Learning to drive in his early teens, as most do who grow up in the crop farming industry, Adam always knew that he would drive truck – not because it was forced or because he was supposed to, but it is what he always wanted to do. One of the fondest memories for Adam when he was younger, at about age 13, was when his grandpa was relaying loads of grain for one of the local farms. Adam would load the trailer and pull it down the dirt and gravel roads to the highway, where he would meet his grandpa, and then they would drop and hook.
Back then, Adam’s grandpa and uncle Greg co-owned Heitzig Trucking, until his grandpa passed away in April of 1998. Adam’s grandma continued to run the company for another two years. In October of 2000, Adam purchased his first truck from his uncle – a 1997 Peterbilt 379 – and in January of 2001, HJH Trucking, Inc. got its authority. Adam came up with the name as a tribute to his grandfather, who started it all in their family, with using his grandfather’s initials as the company name, Herbert Joseph Heitzig.

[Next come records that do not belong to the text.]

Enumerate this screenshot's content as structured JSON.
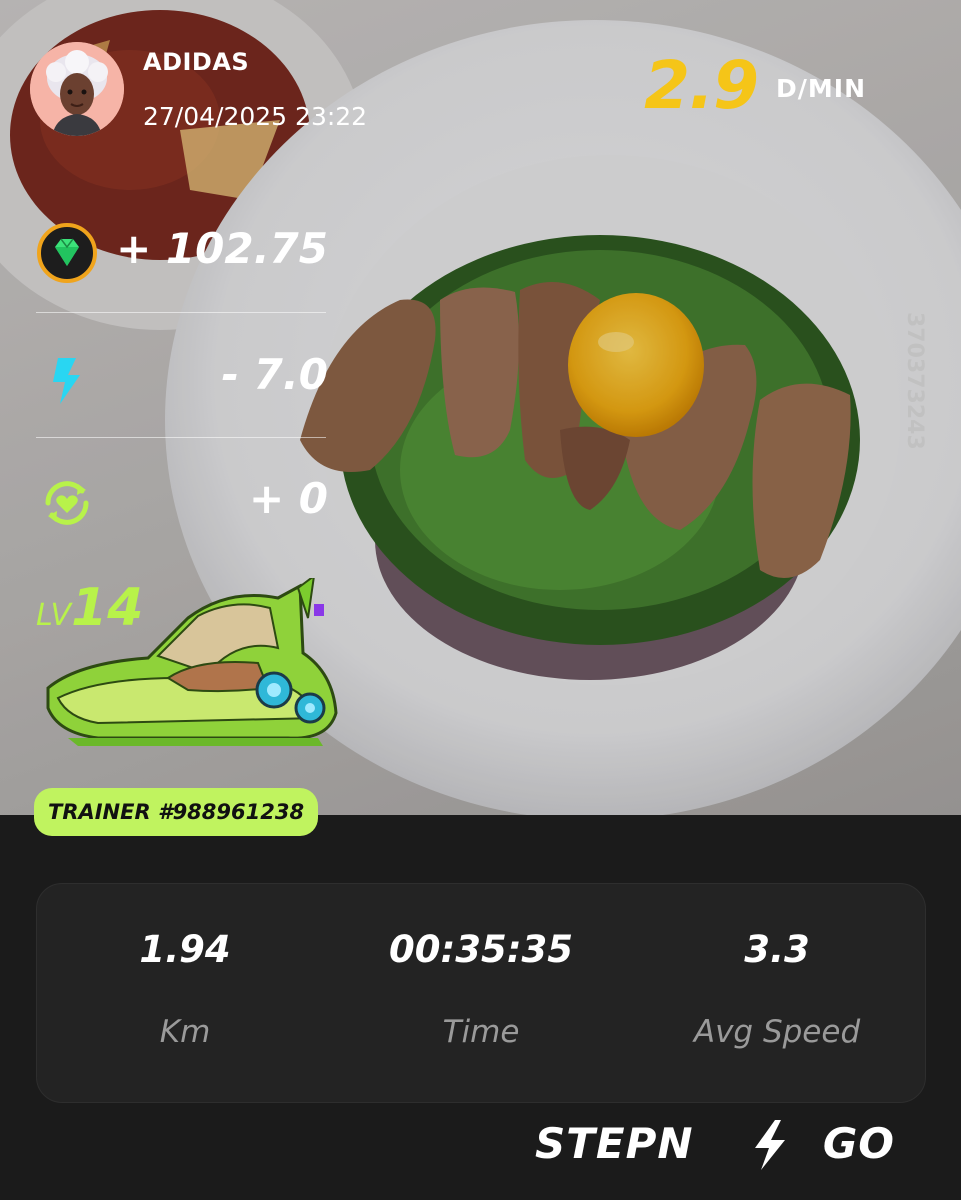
{
  "user": {
    "name": "ADIDAS",
    "datetime": "27/04/2025 23:22"
  },
  "rate": {
    "value": "2.9",
    "unit": "D/MIN"
  },
  "stats": {
    "gst": "+ 102.75",
    "energy": "- 7.0",
    "health": "+ 0"
  },
  "level": {
    "prefix": "LV",
    "number": "14"
  },
  "trainer_label": "TRAINER #988961238",
  "photo_overlay_code": "370373243",
  "summary": {
    "distance_value": "1.94",
    "distance_label": "Km",
    "time_value": "00:35:35",
    "time_label": "Time",
    "speed_value": "3.3",
    "speed_label": "Avg Speed"
  },
  "brand": {
    "left": "STEPN",
    "right": "GO"
  },
  "colors": {
    "accent_yellow": "#f5c518",
    "accent_green": "#b8f24a",
    "trainer_badge": "#c0f35f",
    "energy_cyan": "#29d6f2",
    "background_dark": "#1b1b1b",
    "card": "#232323"
  },
  "icons": {
    "gst": "diamond-coin-icon",
    "energy": "lightning-icon",
    "health": "heart-cycle-icon",
    "brand_bolt": "lightning-bolt-icon"
  }
}
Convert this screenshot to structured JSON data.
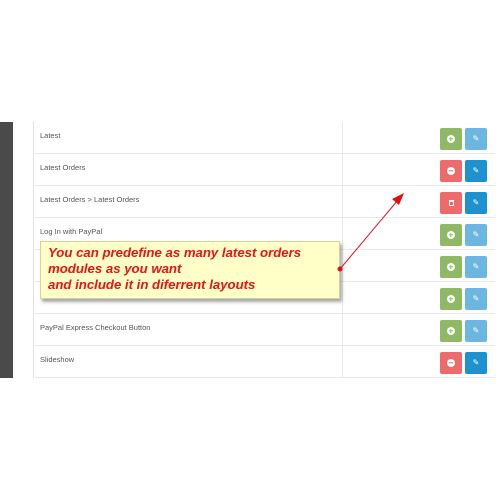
{
  "modules": [
    {
      "label": "Latest",
      "action": "enable",
      "action_icon": "plus-circle-icon",
      "edit_icon": "pencil-icon",
      "action_color": "#8fb965",
      "edit_color": "#6cb7e2"
    },
    {
      "label": "Latest Orders",
      "action": "disable",
      "action_icon": "minus-circle-icon",
      "edit_icon": "pencil-icon",
      "action_color": "#ef6b6b",
      "edit_color": "#1e91cf"
    },
    {
      "label": "Latest Orders > Latest Orders",
      "action": "delete",
      "action_icon": "trash-icon",
      "edit_icon": "pencil-icon",
      "action_color": "#ef6b6b",
      "edit_color": "#1e91cf"
    },
    {
      "label": "Log In with PayPal",
      "action": "enable",
      "action_icon": "plus-circle-icon",
      "edit_icon": "pencil-icon",
      "action_color": "#8fb965",
      "edit_color": "#6cb7e2"
    },
    {
      "label": "",
      "action": "enable",
      "action_icon": "plus-circle-icon",
      "edit_icon": "pencil-icon",
      "action_color": "#8fb965",
      "edit_color": "#6cb7e2"
    },
    {
      "label": "",
      "action": "enable",
      "action_icon": "plus-circle-icon",
      "edit_icon": "pencil-icon",
      "action_color": "#8fb965",
      "edit_color": "#6cb7e2"
    },
    {
      "label": "PayPal Express Checkout Button",
      "action": "enable",
      "action_icon": "plus-circle-icon",
      "edit_icon": "pencil-icon",
      "action_color": "#8fb965",
      "edit_color": "#6cb7e2"
    },
    {
      "label": "Slideshow",
      "action": "disable",
      "action_icon": "minus-circle-icon",
      "edit_icon": "pencil-icon",
      "action_color": "#ef6b6b",
      "edit_color": "#1e91cf"
    }
  ],
  "callout": {
    "lines": [
      "You can predefine as many latest orders",
      "modules as you want",
      "and include it in diferrent layouts"
    ],
    "text_color": "#ee1111",
    "background": "#ffffc8"
  },
  "arrow_color": "#e01010"
}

In November 2003, Adam married his wife LeAnn and together they have five children – Logan (14), Ethan (12), Carly (10) and 8-year-old twin boys, Ben and Kade. To date, Adam’s favorite part about trucking is the interest his children have shown, with not only riding along but also helping out. As with most farming families, there is a close-knit bond throughout the family, and this one is no different (Logan is the one seen in the photo with his dad, Adam).

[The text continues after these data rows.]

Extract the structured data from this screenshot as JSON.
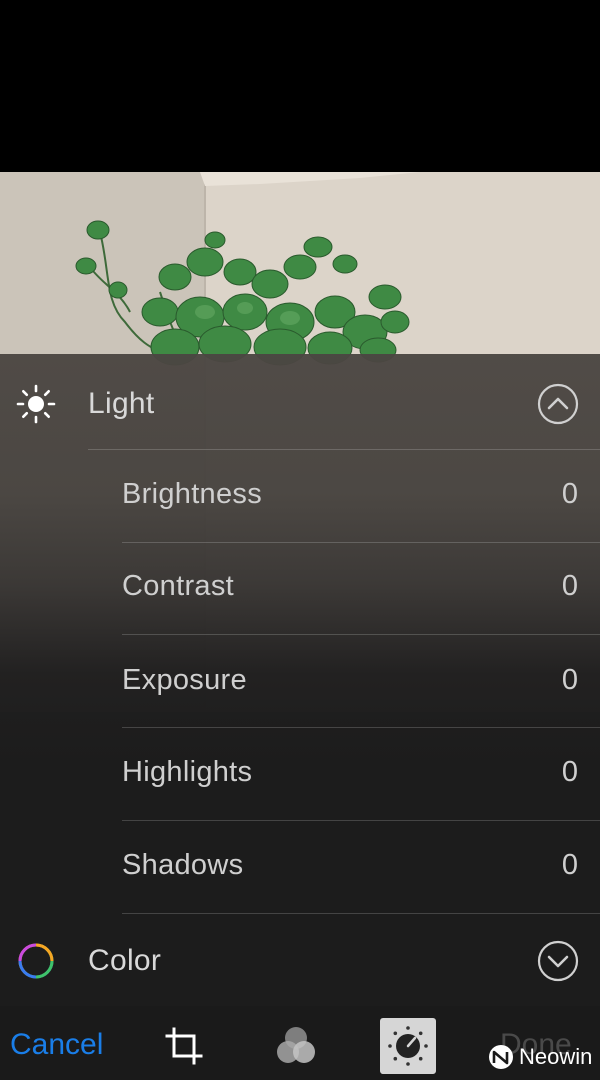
{
  "sections": {
    "light": {
      "label": "Light",
      "icon": "sun-icon",
      "state": "expanded"
    },
    "color": {
      "label": "Color",
      "icon": "color-wheel-icon",
      "state": "collapsed"
    }
  },
  "adjustments": [
    {
      "label": "Brightness",
      "value": "0"
    },
    {
      "label": "Contrast",
      "value": "0"
    },
    {
      "label": "Exposure",
      "value": "0"
    },
    {
      "label": "Highlights",
      "value": "0"
    },
    {
      "label": "Shadows",
      "value": "0"
    }
  ],
  "toolbar": {
    "cancel_label": "Cancel",
    "done_label": "Done",
    "tools": [
      "crop-icon",
      "filters-icon",
      "adjust-dial-icon"
    ],
    "active_tool": "adjust-dial-icon"
  },
  "watermark": {
    "text": "Neowin"
  },
  "colors": {
    "accent": "#1a7ee8",
    "done_disabled": "#4a4a4a",
    "text": "#cfcfcf"
  }
}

The pictured Peterbilt 389 is a 2009 that was purchased by HJH Trucking brand new in October 2008. This simple yet classy truck boasts a C-15 CAT with an 18-speed Eaton Fuller Transmission, 3:55 gear ratio and a 280” wheelbase. The exterior of the truck sports a tapered (from 20” to 18”) Valley Chrome bumper, a custom-built visor by Walter Brothers out of New Berlin, IL, 7” Lincoln Chrome exhaust and Hogebuilt stainless steel half fenders. In addition to this classy truck, it pulls a shiny 2018 Wilson livestock trailer behind it, as well.
I asked Adam what advice he would pass on regarding hauling livestock, and he simply stated that a driver needs to make sure the livestock he/she loads are fresh and healthy prior to loading. Once they are loaded, it is good practice to check on them regularly while in route to delivery to insure the livestock is riding good, and that they unload at the final destination in good health.
Today, HJH Trucking, Inc. runs nine trucks driven by family and friends including Adam, Jarrod, his father and cousins. Adam stated that the family atmosphere of the operation allows for everyone involved to work as a team and keeps everything running smooth. The company hauls grain, cattle and hogs locally, but also transports cattle and hogs over-the-road, as well.
For as long as I can remember, I have always been especially intrigued by the large cars pulling cattle pots and, for the most part, the “old school” look that has been passed down from generation to generation, as far as driver appearance, is pretty cool, too. It has been an honor to tell this man’s story and to benefit from another “timing is everything” moment.
The photos were taken on the road and at the loading facility, which is private property, operated by Blackwell Cattle Service. The loading location definitely proved to be a perfect spot for the truck photos and was certainly location-appropriate to what the truck does regularly. Special thanks to Chad Blackwell for his time, communication and assistance with setting this all up. As always, to all the drivers out there doing the deal, truck safe.